_TASK ITEM:_
Whenever the word "fields" appears in a line of the listing, copy that line.

----

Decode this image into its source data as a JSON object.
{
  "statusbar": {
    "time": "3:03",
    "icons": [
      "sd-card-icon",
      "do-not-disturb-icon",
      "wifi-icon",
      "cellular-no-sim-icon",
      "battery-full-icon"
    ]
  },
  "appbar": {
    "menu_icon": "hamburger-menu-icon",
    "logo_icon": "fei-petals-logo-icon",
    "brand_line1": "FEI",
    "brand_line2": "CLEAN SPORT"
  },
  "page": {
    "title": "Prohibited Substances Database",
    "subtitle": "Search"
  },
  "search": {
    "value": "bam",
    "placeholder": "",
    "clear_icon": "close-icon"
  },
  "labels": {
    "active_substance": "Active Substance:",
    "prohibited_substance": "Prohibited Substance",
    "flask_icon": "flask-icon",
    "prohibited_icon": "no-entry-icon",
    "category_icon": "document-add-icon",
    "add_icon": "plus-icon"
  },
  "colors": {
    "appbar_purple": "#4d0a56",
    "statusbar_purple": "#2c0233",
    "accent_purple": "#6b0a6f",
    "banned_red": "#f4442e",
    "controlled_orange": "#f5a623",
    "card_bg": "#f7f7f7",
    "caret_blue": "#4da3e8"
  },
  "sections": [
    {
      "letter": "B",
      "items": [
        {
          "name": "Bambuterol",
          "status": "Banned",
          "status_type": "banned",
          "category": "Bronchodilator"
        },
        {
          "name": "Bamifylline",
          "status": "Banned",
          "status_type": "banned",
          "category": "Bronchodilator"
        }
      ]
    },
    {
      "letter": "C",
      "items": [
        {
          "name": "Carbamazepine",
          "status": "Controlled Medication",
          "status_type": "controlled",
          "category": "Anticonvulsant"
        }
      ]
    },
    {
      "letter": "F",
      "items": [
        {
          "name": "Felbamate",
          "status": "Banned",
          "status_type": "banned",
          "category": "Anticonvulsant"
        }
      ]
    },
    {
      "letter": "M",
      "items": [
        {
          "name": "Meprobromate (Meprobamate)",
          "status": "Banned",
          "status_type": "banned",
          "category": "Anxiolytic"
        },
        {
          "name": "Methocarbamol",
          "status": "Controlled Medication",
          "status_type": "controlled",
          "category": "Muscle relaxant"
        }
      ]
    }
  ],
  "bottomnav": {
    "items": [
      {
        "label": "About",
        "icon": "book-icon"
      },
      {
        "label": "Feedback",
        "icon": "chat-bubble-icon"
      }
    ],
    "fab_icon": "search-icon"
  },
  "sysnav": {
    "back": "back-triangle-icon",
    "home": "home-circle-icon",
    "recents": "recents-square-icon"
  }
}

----

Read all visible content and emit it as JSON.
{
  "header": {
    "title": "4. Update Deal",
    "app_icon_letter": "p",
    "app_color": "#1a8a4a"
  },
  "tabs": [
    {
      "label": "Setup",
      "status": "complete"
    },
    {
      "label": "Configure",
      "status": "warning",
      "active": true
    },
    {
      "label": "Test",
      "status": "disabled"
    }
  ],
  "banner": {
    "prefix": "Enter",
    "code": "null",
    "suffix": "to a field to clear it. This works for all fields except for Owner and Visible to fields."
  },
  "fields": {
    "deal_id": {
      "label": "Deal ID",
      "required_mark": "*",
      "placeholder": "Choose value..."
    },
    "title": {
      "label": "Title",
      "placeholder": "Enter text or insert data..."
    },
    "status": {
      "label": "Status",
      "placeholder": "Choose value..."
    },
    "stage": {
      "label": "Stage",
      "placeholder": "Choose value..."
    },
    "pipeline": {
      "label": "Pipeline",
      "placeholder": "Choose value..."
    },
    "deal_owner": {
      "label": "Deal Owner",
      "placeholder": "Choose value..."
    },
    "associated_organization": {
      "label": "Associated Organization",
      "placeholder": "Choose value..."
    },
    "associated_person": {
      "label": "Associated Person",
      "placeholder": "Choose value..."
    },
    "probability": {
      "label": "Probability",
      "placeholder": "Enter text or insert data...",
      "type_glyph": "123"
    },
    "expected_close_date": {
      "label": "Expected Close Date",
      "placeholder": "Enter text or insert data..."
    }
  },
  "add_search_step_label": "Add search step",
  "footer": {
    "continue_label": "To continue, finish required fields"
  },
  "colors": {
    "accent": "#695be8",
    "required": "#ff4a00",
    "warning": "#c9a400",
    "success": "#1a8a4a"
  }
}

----

_WRITTEN RESPONSE:_
    "suffix": "to a field to clear it. This works for all fields except for Owner and Visible to fields."
  "fields": {
    "continue_label": "To continue, finish required fields"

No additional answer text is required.